_YOUR GOAL_
Without copying any picture, return all lines below exactly.

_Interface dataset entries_
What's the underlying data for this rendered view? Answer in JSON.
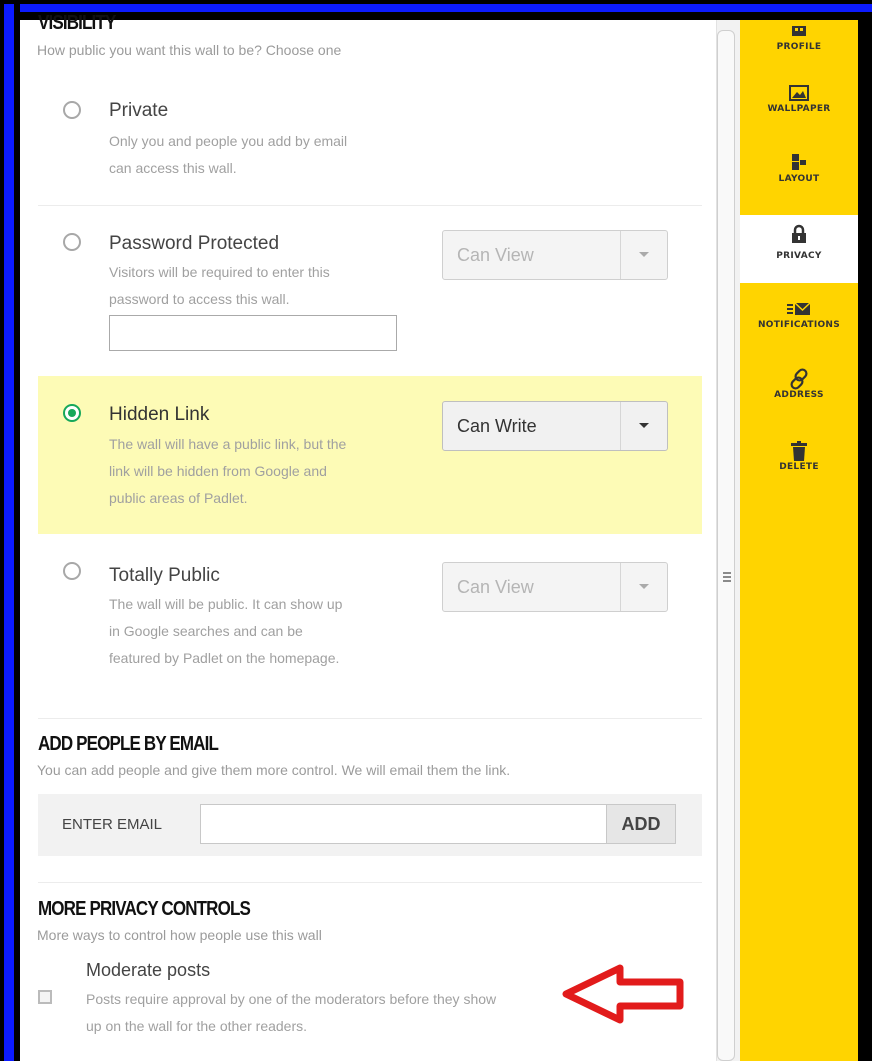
{
  "visibility": {
    "title": "VISIBILITY",
    "subtitle": "How public you want this wall to be? Choose one",
    "options": [
      {
        "label": "Private",
        "desc1": "Only you and people you add by email",
        "desc2": "can access this wall.",
        "desc3": "",
        "selected": false
      },
      {
        "label": "Password Protected",
        "desc1": "Visitors will be required to enter this",
        "desc2": "password to access this wall.",
        "desc3": "",
        "selected": false,
        "dropdown": "Can View"
      },
      {
        "label": "Hidden Link",
        "desc1": "The wall will have a public link, but the",
        "desc2": "link will be hidden from Google and",
        "desc3": "public areas of Padlet.",
        "selected": true,
        "dropdown": "Can Write"
      },
      {
        "label": "Totally Public",
        "desc1": "The wall will be public. It can show up",
        "desc2": "in Google searches and can be",
        "desc3": "featured by Padlet on the homepage.",
        "selected": false,
        "dropdown": "Can View"
      }
    ]
  },
  "add_people": {
    "title": "ADD PEOPLE BY EMAIL",
    "subtitle": "You can add people and give them more control. We will email them the link.",
    "field_label": "ENTER EMAIL",
    "email_value": "",
    "button_label": "ADD"
  },
  "more_privacy": {
    "title": "MORE PRIVACY CONTROLS",
    "subtitle": "More ways to control how people use this wall",
    "moderate_label": "Moderate posts",
    "moderate_desc1": "Posts require approval by one of the moderators before they show",
    "moderate_desc2": "up on the wall for the other readers.",
    "moderate_checked": false
  },
  "sidebar": {
    "items": [
      {
        "label": "PROFILE",
        "icon": "profile-icon"
      },
      {
        "label": "WALLPAPER",
        "icon": "wallpaper-icon"
      },
      {
        "label": "LAYOUT",
        "icon": "layout-icon"
      },
      {
        "label": "PRIVACY",
        "icon": "lock-icon",
        "active": true
      },
      {
        "label": "NOTIFICATIONS",
        "icon": "envelope-icon"
      },
      {
        "label": "ADDRESS",
        "icon": "link-icon"
      },
      {
        "label": "DELETE",
        "icon": "trash-icon"
      }
    ]
  },
  "colors": {
    "sidebar_bg": "#ffd400",
    "highlight_bg": "#fdfbb6",
    "radio_selected": "#17a85a",
    "arrow": "#e21b1b",
    "frame": "#0c1bff"
  }
}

_FINISHED TASK_
What's the underlying data for this rendered view? Answer in JSON.
{
  "visibility": {
    "title": "VISIBILITY",
    "subtitle": "How public you want this wall to be? Choose one",
    "options": [
      {
        "label": "Private",
        "desc1": "Only you and people you add by email",
        "desc2": "can access this wall.",
        "desc3": "",
        "selected": false
      },
      {
        "label": "Password Protected",
        "desc1": "Visitors will be required to enter this",
        "desc2": "password to access this wall.",
        "desc3": "",
        "selected": false,
        "dropdown": "Can View"
      },
      {
        "label": "Hidden Link",
        "desc1": "The wall will have a public link, but the",
        "desc2": "link will be hidden from Google and",
        "desc3": "public areas of Padlet.",
        "selected": true,
        "dropdown": "Can Write"
      },
      {
        "label": "Totally Public",
        "desc1": "The wall will be public. It can show up",
        "desc2": "in Google searches and can be",
        "desc3": "featured by Padlet on the homepage.",
        "selected": false,
        "dropdown": "Can View"
      }
    ]
  },
  "add_people": {
    "title": "ADD PEOPLE BY EMAIL",
    "subtitle": "You can add people and give them more control. We will email them the link.",
    "field_label": "ENTER EMAIL",
    "email_value": "",
    "button_label": "ADD"
  },
  "more_privacy": {
    "title": "MORE PRIVACY CONTROLS",
    "subtitle": "More ways to control how people use this wall",
    "moderate_label": "Moderate posts",
    "moderate_desc1": "Posts require approval by one of the moderators before they show",
    "moderate_desc2": "up on the wall for the other readers.",
    "moderate_checked": false
  },
  "sidebar": {
    "items": [
      {
        "label": "PROFILE",
        "icon": "profile-icon"
      },
      {
        "label": "WALLPAPER",
        "icon": "wallpaper-icon"
      },
      {
        "label": "LAYOUT",
        "icon": "layout-icon"
      },
      {
        "label": "PRIVACY",
        "icon": "lock-icon",
        "active": true
      },
      {
        "label": "NOTIFICATIONS",
        "icon": "envelope-icon"
      },
      {
        "label": "ADDRESS",
        "icon": "link-icon"
      },
      {
        "label": "DELETE",
        "icon": "trash-icon"
      }
    ]
  },
  "colors": {
    "sidebar_bg": "#ffd400",
    "highlight_bg": "#fdfbb6",
    "radio_selected": "#17a85a",
    "arrow": "#e21b1b",
    "frame": "#0c1bff"
  }
}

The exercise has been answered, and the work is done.